  • Opioid-Sparing Effects of Transversus Abdominis Plane Block in Elective Hysterectomy: A Systematic Review and Meta-Analysis Posthysterectomy pain is caused by abdominal incision and traumatic manipulation of the intra-abdominal structures. Optimal pain management consists of a multimodal pain regiment combined with transversus abdominis plane (TAP) block. Databases were searched for randomized controlled trials evaluating the opioid-sparing effects of TAP block in patients undergoing hysterectomy.
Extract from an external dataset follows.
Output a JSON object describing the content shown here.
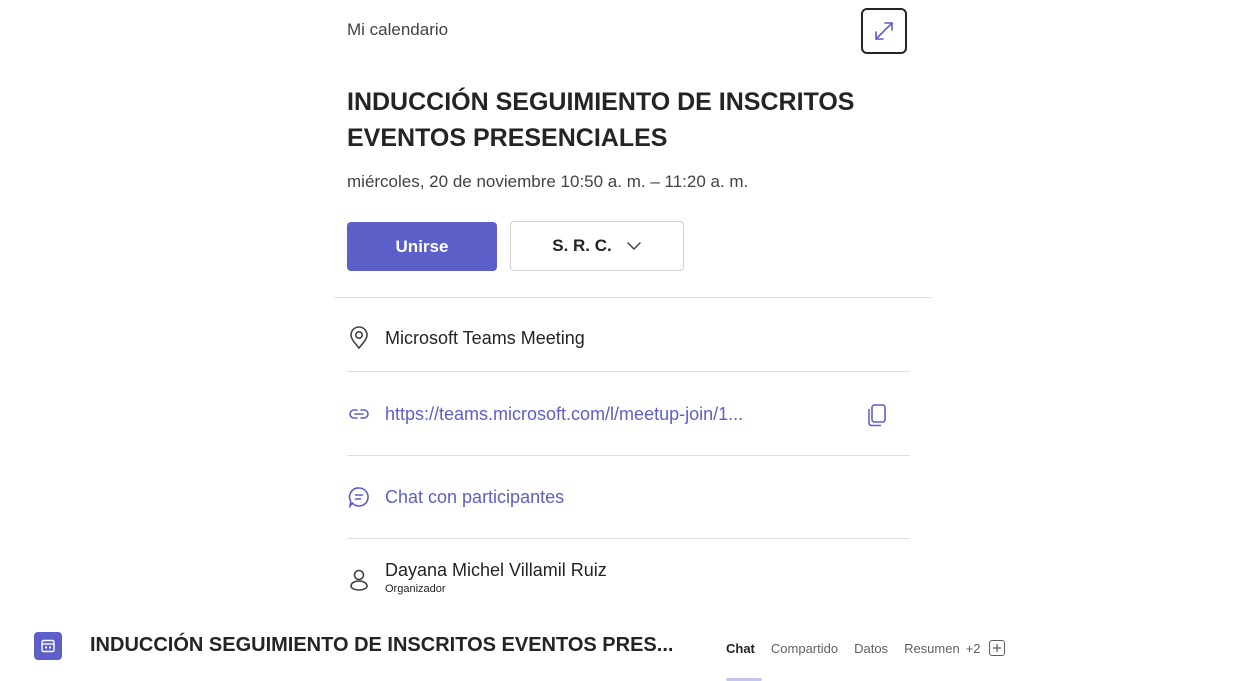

    Keywords: Hysterectomy, morphine consumption, opioid-sparing effect, pain scores, transversus abdominis plane block.
    Version: 2018;86(1):41-55. Authors: Tito D. Tubog, DNAP, CRNA; Jennifer L. Harenberg, MS, CRNA; Jill Mason-Nguyen, DNAP, CRNA; Terri D. Kane, DNAP, CRNA
  • Isolated Harlequin Syndrome Following Brachial Plexus Nerve Block via Interscalene Approach: A Case Report Interscalene brachial plexus blockade is used for postoperative pain management following shoulder surgery. A known but generally benign side effect of this technique is Horner syndrome. Another syndrome, known as harlequin syndrome, exists but does not appear to be as common. This article describes an occurrence of harlequin syndrome without observed ptosis or miosis following a postoperative interscalene nerve block.
    Keywords: Brachial plexus, harlequin syndrome, interscalene, regional anesthesia, sympathetic chain.
    Version: 2018;86(1):56-58. Authors: Joshua S. Adams, BSN, CRNA; Debra J. Minzola, PhD, CRNA
  • Pharmacologic Methods for Preventing Pruritus in Patients Receiving Intrathecal Opioids for Cesarean Delivery Neuraxial anesthesia with the addition of opioids is the preferred technique for cesarean delivery. However, pruritus associated with neuraxial opioids is reported by patients to be one of the most distressing side effects. Findings of this review were incorporated into protocols for pain management for patients undergoing cesarean delivery and receiving intrathecal opioids.
    Keywords: Complication, intrathecal, obstetrics, opioids, pruritus.
    Version: 2018;86(1):59-66. Authors: Katrina Vice-O'Con, DNAP, CRNA; Paul N. Austin, PhD, CRNA; Marilyn A. Pugh, PhD
  • Happy Puppet Syndrome: A Case Report of Anesthetic Management This case report details anesthesia management of a pediatric patient with happy puppet or Angelman syndrome (AS) presenting for otolaryngologic surgery. Despite the lack of adverse events in this case, clinicians must be aware of potential anesthetic complications that are unique to patients with AS and should proceed with caution.
    Keywords: Adverse events, Angelman syndrome, happy puppet syndrome, neurogenetic disorder.
    Version: 2018;86(1):67-71. Authors: Leonardo Campero, DNAP, CRNA
  • AANA Journal Course: Update for Nurse Anesthetists - Part 6 - Nitrous Oxide for the Management of Labor Analgesia Inhaled nitrous oxide is used in the labor process for analgesia, as well as for anxiolysis in many countries, but is rarely offered in the US. Because of its minimal invasiveness, high safety index, effectiveness, and relatively low cost, it is reemerging as a consideration for use during labor. This article reviews nitrous oxide and explores current practice standards for use of nitrous oxide in managing labor analgesia.
    Keywords: Analgesia, anxiolysis, labor, N2O, nitrous oxide.
    Version: 2018;86(1):72-80. Authors: Shawn Collins, DNP, PhD, CRNA; Adam T. Fiore, MS, CRNA; Jacob A. Boudreau, MS, CRNA; Ian Hewer, MSN, MA, CRNA